The basic storyline has already been explored in works like A Royal Pain and the movie The Prince and Me, but Hauck breathes fresh life into the familiar plot. She manages to do so while conveying a strong Christian message without being heavy-handed or unrealistic.

Susanna's situation is one that is familiar to most young women, and readers will relate to her and understand her problems and fears. While Nate's external circumstances are less typical, his internal struggles keep him from being a stiff "Prince Charming" stock character. Little sister Avery is particularly charming as supporting cast, and the Georgia coast setting is a homey and romantic backdrop for the blossoming of a friendship into more.

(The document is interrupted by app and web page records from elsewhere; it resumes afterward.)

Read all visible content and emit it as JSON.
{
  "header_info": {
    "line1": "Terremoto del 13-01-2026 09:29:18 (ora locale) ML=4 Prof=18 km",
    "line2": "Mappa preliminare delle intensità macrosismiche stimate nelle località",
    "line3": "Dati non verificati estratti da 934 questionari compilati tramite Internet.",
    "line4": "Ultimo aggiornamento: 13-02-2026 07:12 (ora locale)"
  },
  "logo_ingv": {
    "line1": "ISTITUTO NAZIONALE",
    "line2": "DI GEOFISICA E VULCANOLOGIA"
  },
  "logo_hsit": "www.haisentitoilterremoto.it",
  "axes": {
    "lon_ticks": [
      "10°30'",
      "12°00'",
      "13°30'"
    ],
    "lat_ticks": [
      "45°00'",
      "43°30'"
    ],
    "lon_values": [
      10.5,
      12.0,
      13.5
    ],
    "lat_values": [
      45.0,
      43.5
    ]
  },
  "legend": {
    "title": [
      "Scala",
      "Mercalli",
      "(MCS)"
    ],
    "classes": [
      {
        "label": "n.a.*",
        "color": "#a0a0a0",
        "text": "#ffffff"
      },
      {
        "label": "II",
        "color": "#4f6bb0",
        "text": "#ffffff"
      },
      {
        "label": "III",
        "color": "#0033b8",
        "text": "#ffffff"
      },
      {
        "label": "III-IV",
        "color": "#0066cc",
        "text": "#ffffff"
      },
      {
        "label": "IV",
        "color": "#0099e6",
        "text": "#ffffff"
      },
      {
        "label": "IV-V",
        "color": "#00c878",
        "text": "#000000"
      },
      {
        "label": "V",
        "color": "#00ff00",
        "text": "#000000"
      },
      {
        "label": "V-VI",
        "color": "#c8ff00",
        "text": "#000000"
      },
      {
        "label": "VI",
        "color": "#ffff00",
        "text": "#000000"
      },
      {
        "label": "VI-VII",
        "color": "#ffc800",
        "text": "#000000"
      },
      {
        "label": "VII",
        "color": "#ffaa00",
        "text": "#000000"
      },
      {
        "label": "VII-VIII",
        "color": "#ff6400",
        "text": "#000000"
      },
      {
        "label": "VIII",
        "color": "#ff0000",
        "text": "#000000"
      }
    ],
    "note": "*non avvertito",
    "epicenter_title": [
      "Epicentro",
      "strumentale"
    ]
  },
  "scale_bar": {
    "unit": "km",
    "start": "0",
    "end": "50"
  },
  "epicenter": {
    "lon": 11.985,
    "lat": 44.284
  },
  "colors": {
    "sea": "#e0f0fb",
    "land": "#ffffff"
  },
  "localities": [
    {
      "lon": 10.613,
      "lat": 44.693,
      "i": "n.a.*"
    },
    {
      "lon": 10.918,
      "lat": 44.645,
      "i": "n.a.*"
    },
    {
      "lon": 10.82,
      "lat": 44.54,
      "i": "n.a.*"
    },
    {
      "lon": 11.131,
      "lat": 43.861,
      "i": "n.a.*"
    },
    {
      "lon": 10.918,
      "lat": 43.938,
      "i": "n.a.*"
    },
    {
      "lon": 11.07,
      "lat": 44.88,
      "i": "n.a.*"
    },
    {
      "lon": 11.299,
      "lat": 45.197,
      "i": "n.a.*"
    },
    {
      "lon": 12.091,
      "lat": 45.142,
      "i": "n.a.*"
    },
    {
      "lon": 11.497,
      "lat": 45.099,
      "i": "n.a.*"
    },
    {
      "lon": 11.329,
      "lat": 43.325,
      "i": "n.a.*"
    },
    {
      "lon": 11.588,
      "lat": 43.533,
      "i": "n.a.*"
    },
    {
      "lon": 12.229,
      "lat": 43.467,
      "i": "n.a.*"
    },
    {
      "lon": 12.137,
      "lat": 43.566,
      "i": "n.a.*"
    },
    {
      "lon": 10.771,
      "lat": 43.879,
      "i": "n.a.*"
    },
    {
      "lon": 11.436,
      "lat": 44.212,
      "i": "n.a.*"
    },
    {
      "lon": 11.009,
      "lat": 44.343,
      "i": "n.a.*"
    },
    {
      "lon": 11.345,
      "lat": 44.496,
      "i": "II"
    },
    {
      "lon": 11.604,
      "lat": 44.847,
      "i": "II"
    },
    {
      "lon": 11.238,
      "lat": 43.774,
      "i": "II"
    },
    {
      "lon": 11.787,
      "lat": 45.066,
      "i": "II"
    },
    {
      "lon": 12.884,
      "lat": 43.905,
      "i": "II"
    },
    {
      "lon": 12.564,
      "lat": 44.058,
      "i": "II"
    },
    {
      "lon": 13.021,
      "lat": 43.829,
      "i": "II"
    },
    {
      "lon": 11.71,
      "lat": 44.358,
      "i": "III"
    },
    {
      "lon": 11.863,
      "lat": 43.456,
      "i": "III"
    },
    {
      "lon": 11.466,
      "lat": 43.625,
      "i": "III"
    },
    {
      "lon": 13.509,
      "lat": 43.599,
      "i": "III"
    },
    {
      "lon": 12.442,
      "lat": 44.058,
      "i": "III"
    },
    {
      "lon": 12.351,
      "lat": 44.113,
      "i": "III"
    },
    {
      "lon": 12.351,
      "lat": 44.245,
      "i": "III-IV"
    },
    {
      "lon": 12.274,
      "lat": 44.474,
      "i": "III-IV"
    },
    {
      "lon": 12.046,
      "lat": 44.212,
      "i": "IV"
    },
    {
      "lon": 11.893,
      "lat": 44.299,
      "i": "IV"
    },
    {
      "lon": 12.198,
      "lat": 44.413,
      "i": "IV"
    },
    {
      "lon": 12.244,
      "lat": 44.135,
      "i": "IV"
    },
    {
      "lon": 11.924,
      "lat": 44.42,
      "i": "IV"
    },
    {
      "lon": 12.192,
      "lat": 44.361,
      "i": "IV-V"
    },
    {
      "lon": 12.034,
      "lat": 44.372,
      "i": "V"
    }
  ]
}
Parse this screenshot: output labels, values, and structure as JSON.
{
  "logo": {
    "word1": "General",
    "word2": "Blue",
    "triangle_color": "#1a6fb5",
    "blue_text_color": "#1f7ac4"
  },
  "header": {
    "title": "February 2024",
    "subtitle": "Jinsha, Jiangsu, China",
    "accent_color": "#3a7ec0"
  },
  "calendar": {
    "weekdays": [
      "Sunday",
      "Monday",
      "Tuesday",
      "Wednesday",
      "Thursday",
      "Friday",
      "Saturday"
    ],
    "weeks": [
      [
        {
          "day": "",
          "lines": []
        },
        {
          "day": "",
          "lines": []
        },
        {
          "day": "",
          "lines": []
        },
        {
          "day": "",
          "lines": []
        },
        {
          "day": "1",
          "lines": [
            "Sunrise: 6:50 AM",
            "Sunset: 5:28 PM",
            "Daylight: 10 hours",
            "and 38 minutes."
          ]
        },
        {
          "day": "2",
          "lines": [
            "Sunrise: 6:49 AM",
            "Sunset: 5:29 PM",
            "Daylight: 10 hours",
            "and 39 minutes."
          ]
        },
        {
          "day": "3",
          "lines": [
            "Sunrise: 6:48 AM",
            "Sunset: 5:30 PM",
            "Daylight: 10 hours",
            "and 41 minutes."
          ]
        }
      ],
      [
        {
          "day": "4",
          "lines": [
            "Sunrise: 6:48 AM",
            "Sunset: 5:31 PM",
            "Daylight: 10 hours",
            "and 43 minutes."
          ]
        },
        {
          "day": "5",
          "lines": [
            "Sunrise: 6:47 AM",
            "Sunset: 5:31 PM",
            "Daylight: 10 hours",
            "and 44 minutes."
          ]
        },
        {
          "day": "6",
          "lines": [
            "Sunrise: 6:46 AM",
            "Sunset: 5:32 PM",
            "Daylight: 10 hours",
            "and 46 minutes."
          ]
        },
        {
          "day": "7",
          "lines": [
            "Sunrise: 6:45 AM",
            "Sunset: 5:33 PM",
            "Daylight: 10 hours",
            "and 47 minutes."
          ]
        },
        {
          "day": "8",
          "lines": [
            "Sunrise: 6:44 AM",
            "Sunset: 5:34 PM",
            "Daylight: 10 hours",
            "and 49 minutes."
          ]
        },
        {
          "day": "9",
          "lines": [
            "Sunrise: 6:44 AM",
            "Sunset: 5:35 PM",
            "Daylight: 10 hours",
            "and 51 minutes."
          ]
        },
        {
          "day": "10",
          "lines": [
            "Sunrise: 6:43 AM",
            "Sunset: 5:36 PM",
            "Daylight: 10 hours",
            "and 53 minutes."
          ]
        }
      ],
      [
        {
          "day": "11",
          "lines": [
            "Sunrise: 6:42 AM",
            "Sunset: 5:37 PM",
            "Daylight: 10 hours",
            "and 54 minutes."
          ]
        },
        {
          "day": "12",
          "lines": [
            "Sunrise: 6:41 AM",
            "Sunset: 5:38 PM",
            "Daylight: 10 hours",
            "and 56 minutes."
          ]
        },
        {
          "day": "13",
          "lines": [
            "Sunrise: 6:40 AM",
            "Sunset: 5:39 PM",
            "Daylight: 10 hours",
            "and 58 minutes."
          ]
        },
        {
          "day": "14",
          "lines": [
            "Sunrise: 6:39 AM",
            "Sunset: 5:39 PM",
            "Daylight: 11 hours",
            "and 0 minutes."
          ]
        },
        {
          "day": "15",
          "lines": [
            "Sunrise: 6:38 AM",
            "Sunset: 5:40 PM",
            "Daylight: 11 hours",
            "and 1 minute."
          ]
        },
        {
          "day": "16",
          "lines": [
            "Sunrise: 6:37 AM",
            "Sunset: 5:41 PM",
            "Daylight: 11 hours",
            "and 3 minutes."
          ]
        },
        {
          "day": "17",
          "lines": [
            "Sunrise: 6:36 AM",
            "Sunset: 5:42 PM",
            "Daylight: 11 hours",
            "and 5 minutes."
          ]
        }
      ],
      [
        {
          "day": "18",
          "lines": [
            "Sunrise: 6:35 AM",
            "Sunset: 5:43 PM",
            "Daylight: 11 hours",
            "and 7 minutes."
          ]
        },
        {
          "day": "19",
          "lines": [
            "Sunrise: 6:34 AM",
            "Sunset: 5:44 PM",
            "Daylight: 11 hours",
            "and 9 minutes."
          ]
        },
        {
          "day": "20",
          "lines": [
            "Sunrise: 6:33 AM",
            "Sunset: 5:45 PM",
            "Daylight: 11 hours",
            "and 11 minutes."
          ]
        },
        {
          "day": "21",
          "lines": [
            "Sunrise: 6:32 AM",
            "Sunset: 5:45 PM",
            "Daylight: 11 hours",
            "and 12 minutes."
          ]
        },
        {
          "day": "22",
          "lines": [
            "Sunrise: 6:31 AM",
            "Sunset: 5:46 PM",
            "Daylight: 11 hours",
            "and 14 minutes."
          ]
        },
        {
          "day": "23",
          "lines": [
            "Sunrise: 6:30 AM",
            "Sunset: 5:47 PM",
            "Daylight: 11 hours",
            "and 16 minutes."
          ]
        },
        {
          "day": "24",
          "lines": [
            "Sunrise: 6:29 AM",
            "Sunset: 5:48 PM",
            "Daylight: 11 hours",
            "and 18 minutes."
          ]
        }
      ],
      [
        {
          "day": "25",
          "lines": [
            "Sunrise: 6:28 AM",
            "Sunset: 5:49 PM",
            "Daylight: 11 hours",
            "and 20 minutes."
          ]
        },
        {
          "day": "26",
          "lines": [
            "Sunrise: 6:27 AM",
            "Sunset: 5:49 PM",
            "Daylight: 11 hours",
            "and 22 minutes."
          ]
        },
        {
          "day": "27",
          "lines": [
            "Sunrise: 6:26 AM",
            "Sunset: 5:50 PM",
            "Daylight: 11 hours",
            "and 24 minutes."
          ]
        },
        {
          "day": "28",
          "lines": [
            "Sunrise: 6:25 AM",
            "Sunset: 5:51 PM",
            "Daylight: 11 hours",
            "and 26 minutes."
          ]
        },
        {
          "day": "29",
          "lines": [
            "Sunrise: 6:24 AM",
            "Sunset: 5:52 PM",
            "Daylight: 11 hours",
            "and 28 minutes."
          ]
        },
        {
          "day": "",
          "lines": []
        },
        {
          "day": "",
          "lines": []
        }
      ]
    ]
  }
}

The first few pages of prose were a little heavy, but Hauck hit her stride quickly and treats us to an enchanting little fantasy with more than a toehold in the real world. Highly recommended for readers of contemporary Christian romance who got up early to watch the Will & Kate wedding.

Stars: 5

This is the first book by Rachel Hauck that I've actually read, but I have a few of her other works on my to-read list and now I'm excited to get to them. This little novel was a delightful summer treat.

Tuesday, July 2, 2013

The Life and Times of the Thunderbolt Kid

The Life and Times of the Thunderbolt Kid: A Memoir by Bill Bryson

I downloaded the audiobook from the public library's OverDrive service (Publisher: Books on Tape).

My review:

Bill Bryson is back with his unique perspective on American life. This book, as indicated by the title, is a memoir of his growing-up years in Des Moines in the 1950s. It is more of a memoir of "childhood" or "kid world" than a strict autobiographical account, and Bryson brings his dry, affectionate, understated wit to bear on to one of the most cherished periods of American history.

This hilarious tour of "kid world" will resonate with anyone who was ever a child, whether or not they experienced that particular phase of life during the 1950s.

Stars: 5

Runability: 1

I tried running to this one, I really did, but I just can't run and laugh out loud at the same time.

Monday, July 1, 2013

Actors turning to audiobook narration

A librarian news blog I follow linked to this article in the NYT today. Up-and-coming (and established) actors are jumping into the expanding opportunities of audiobook narration.

Actors Today Don't Just Read for the Part. Reading IS the Part

While I still can't quite forgive Audible/Amazon, I am glad that so many people are able to find steady work that uses and honors their skills. And, of course, as a reader/listener, I'm delighted that we benefit by having access to such high-quality audio productions that combine the best of acting and reading.